Genetic Characterization and Role in Virulence of the Ribonucleotide Reductases of Streptococcus sanguinis [Enzymology]

December 31st, 2013 by Rhodes, D. V., Crump, K. E., Makhlynets, O., Snyder, M., Ge, X., Xu, P., Stubbe, J., Kitten, T.
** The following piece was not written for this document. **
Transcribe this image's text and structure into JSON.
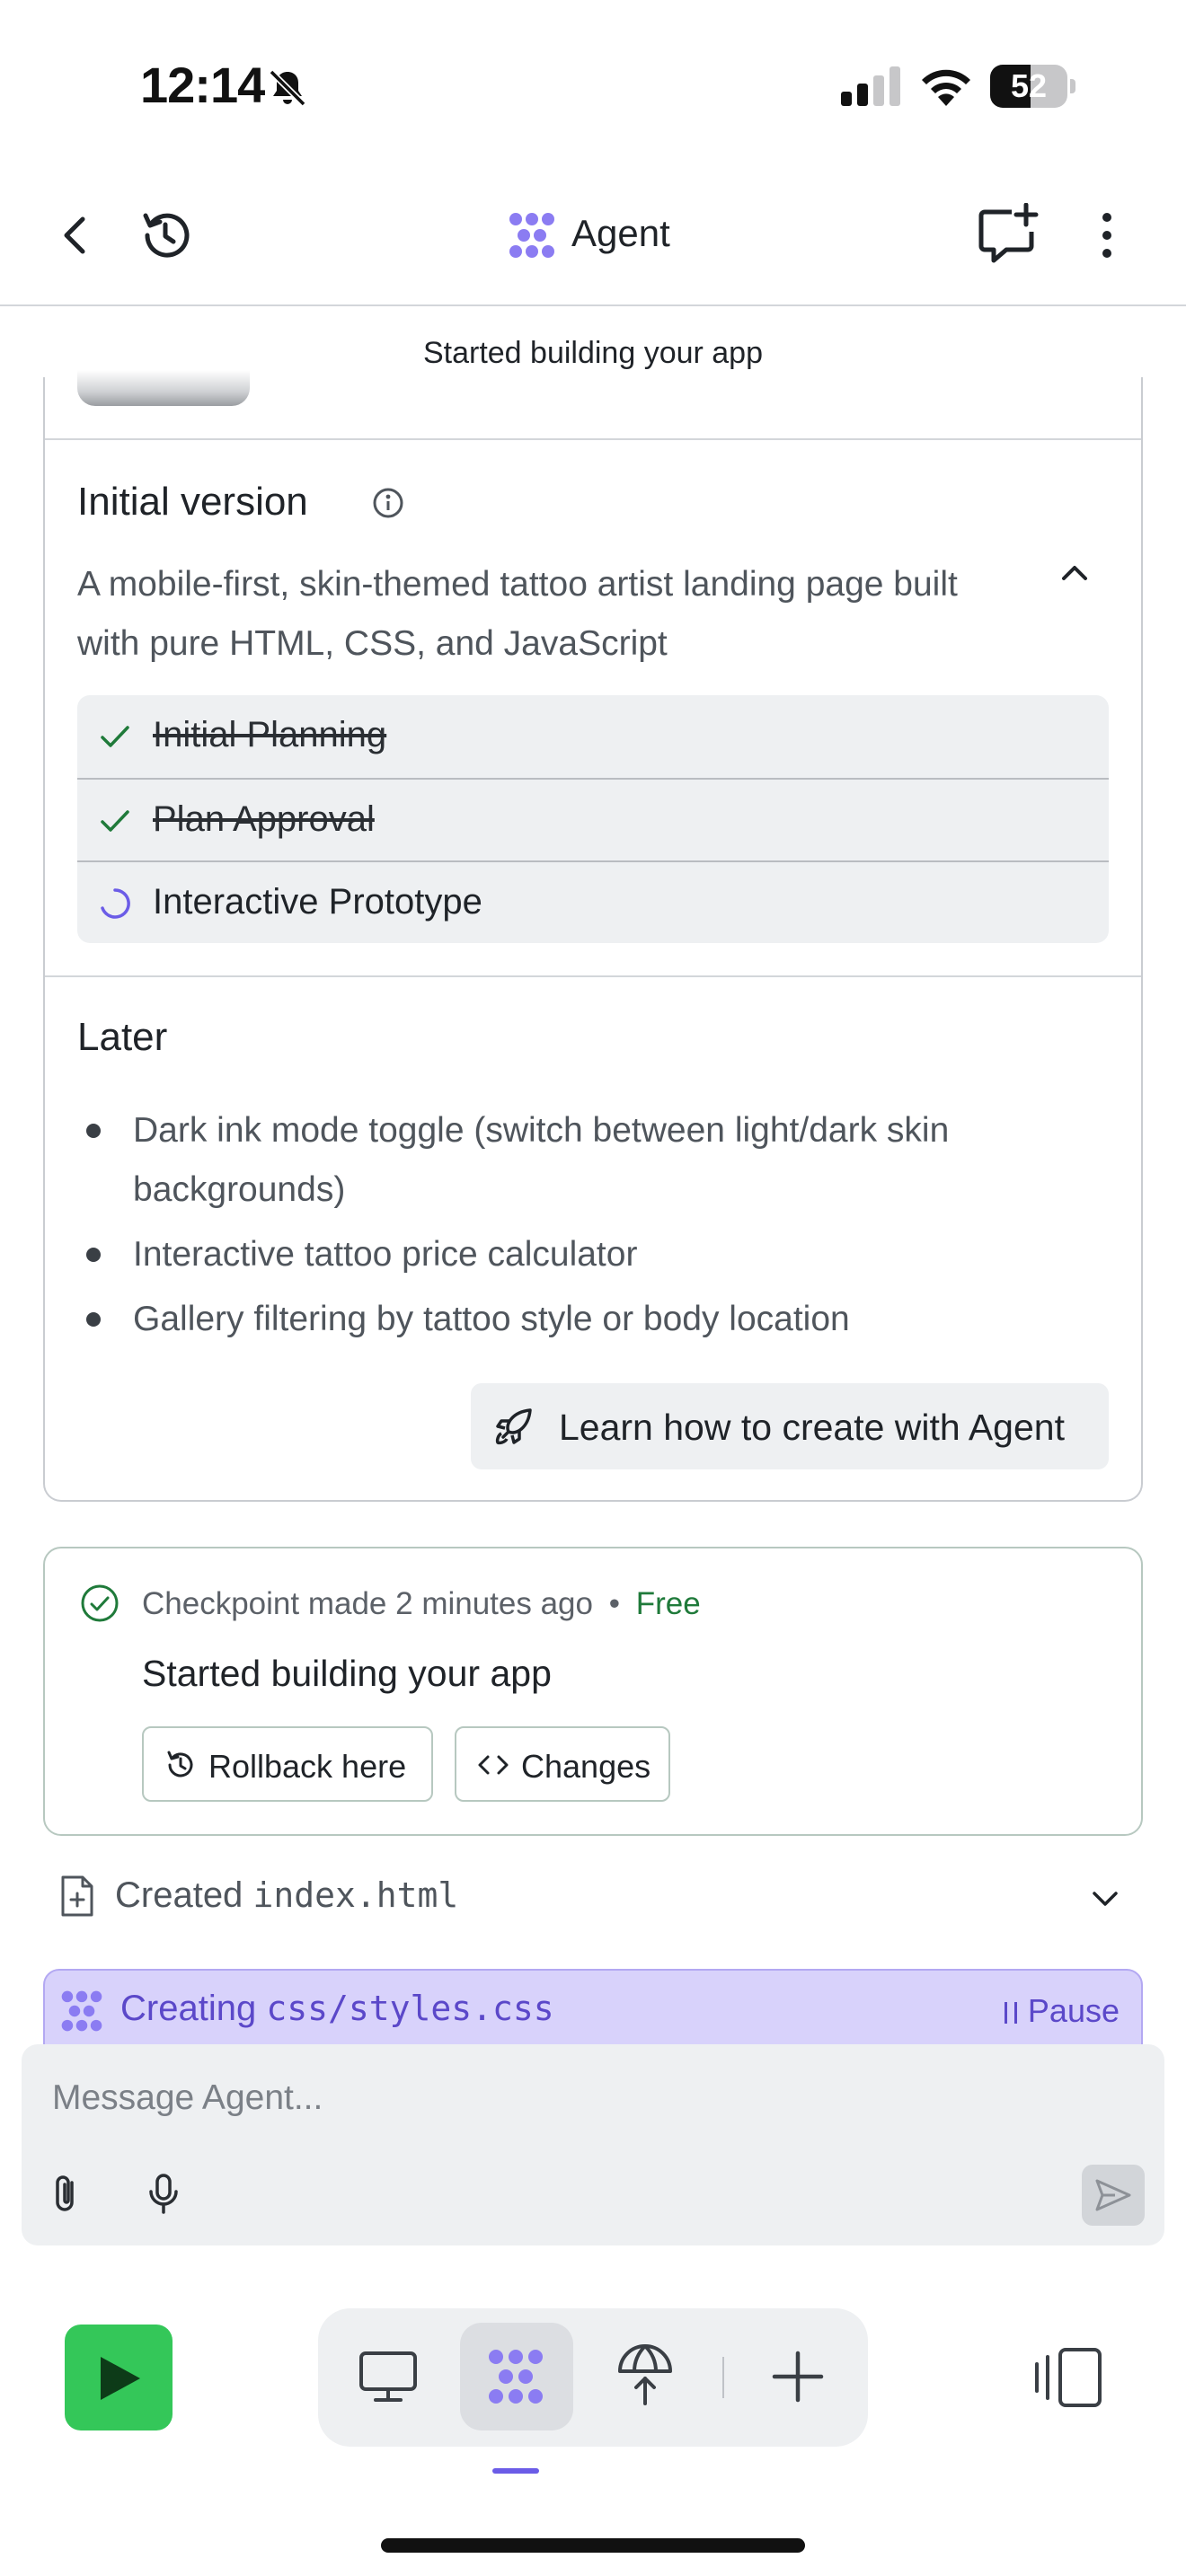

Streptococcus sanguinis is a cause of infective endocarditis and has been shown to require a Mn transporter called SsaB for virulence and O2 tolerance. Like certain other pathogens, S. sanguinis possesses aerobic class Ib (NrdEF) and anaerobic class III (NrdDG) ribonucleotide reductases (RNRs) that perform the essential function of reducing ribonucleotides to deoxyribonucleotides. The accompanying paper indicates that in the presence of O2, the S. sanguinis class Ib RNR self-assembles an essential diferric-tyrosyl radical (FeIII2-Y*) in vitro whereas assembly of a dimanganese-tyrosyl radical (MnIII2-Y*) cofactor requires NrdI, and that MnIII2-Y* is more active than FeIII2-Y* with the endogenous reducing system of NrdH and thioredoxin reductase (TrxR1). In this study, we have shown that deletion of either nrdHEKF or nrdI completely abolishes virulence in an animal model of endocarditis, whereas nrdD mutation has no effect. The nrdHEKF, nrdI, and trxR1 mutants fail to grow aerobically whereas anaerobic growth requires nrdD. The nrdJ gene encoding an O2-independent, adenosylcobalamin-cofactored RNR was introduced into the nrdHEKF, nrdI, and trxR1 mutants. Growth of the nrdHEKF and nrdI mutants in the presence of O2 was partially restored. The combined results suggest that MnIII2-Y*-cofactored NrdF is required for growth under aerobic conditions and in animals. This could explain in part why Mn is necessary for virulence and O2 tolerance in many bacterial pathogens possessing a class Ib RNR, and suggests NrdF and NrdI may serve as promising new antimicrobial targets.